> [WHAT THE EXERCISE ASKS]: Search the records for the string "content", then copy each line that has it.

Entries from a dataset of interfaces:
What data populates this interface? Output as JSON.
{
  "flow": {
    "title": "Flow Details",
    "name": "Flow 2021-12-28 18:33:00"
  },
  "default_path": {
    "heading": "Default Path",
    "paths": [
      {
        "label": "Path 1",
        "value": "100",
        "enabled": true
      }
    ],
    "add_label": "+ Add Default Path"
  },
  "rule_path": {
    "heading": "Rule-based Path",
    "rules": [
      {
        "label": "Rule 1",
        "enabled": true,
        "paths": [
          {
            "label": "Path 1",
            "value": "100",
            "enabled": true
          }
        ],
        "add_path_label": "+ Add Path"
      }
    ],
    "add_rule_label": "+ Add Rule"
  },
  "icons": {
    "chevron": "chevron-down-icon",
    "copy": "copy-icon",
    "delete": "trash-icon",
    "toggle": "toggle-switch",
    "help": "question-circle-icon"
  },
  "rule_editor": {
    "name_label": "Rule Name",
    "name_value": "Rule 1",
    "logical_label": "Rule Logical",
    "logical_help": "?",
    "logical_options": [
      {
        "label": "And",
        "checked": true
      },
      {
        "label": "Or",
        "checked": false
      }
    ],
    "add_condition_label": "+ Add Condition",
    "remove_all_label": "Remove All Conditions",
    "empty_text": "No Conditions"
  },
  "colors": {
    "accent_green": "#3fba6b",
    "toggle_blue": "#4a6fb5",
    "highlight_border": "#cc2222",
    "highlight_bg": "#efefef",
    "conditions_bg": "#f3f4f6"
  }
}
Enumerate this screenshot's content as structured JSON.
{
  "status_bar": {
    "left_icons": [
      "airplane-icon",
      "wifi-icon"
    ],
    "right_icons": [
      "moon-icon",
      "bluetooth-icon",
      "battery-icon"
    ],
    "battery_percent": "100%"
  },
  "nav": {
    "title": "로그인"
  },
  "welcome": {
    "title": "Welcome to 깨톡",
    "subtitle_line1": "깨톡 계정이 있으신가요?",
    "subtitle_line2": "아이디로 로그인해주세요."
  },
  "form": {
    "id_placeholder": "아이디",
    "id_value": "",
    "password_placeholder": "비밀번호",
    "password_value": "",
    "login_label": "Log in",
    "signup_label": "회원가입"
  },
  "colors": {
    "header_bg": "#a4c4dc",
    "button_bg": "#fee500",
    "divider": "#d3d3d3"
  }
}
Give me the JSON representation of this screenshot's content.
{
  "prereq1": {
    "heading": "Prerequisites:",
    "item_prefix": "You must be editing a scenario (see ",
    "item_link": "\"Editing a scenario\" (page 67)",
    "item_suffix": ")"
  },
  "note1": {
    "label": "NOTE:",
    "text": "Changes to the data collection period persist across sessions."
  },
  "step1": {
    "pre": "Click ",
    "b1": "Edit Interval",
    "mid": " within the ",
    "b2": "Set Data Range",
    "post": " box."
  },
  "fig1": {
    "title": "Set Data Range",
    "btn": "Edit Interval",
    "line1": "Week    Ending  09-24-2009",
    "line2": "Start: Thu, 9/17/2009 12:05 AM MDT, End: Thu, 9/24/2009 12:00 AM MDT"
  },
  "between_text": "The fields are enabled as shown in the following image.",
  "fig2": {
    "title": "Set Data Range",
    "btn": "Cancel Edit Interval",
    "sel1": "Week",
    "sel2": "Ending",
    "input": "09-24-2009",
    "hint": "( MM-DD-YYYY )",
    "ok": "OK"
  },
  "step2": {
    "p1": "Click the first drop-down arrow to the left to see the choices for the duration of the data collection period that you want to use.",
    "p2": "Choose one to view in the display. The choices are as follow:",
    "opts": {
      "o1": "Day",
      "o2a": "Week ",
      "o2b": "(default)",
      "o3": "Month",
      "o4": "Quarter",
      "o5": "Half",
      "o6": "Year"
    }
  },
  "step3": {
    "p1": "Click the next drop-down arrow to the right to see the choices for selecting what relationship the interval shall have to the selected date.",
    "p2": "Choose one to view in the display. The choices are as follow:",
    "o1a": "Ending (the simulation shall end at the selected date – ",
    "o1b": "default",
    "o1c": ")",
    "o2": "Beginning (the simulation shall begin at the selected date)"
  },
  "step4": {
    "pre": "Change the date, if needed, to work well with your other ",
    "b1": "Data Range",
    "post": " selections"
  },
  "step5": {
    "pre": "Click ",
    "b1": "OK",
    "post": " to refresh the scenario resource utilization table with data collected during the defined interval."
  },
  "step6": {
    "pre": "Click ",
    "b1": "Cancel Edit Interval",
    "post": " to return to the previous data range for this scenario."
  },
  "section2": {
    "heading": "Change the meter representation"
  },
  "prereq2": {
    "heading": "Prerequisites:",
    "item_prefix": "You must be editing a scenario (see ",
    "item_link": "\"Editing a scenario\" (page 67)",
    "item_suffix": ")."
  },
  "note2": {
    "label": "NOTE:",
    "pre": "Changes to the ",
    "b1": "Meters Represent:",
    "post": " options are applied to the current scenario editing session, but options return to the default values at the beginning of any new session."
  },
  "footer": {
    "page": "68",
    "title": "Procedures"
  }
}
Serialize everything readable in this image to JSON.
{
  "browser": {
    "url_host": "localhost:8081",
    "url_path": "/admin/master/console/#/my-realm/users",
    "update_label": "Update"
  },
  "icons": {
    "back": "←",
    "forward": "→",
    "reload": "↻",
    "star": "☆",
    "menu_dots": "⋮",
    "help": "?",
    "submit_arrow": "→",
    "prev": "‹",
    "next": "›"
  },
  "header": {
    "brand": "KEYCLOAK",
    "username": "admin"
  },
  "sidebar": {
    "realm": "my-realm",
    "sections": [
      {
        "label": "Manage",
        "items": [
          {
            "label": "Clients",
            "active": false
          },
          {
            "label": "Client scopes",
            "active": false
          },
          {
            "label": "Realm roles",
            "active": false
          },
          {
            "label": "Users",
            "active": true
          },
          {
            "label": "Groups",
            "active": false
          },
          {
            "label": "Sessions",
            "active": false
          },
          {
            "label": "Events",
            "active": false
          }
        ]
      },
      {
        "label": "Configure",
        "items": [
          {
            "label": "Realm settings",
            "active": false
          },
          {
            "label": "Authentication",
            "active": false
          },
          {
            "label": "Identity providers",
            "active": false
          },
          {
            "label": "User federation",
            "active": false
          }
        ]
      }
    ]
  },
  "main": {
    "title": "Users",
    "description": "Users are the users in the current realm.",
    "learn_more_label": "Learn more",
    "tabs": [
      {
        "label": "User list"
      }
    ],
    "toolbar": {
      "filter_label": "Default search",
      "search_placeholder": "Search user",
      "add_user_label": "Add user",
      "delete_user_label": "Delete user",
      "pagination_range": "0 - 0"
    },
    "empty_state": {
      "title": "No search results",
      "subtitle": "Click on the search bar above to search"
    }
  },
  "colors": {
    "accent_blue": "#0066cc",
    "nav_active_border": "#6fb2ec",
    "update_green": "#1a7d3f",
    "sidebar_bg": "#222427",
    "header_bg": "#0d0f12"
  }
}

> [EXERCISE RESPONSE]:
Enumerate this screenshot's content as structured JSON.
Give me the JSON representation of this screenshot's content.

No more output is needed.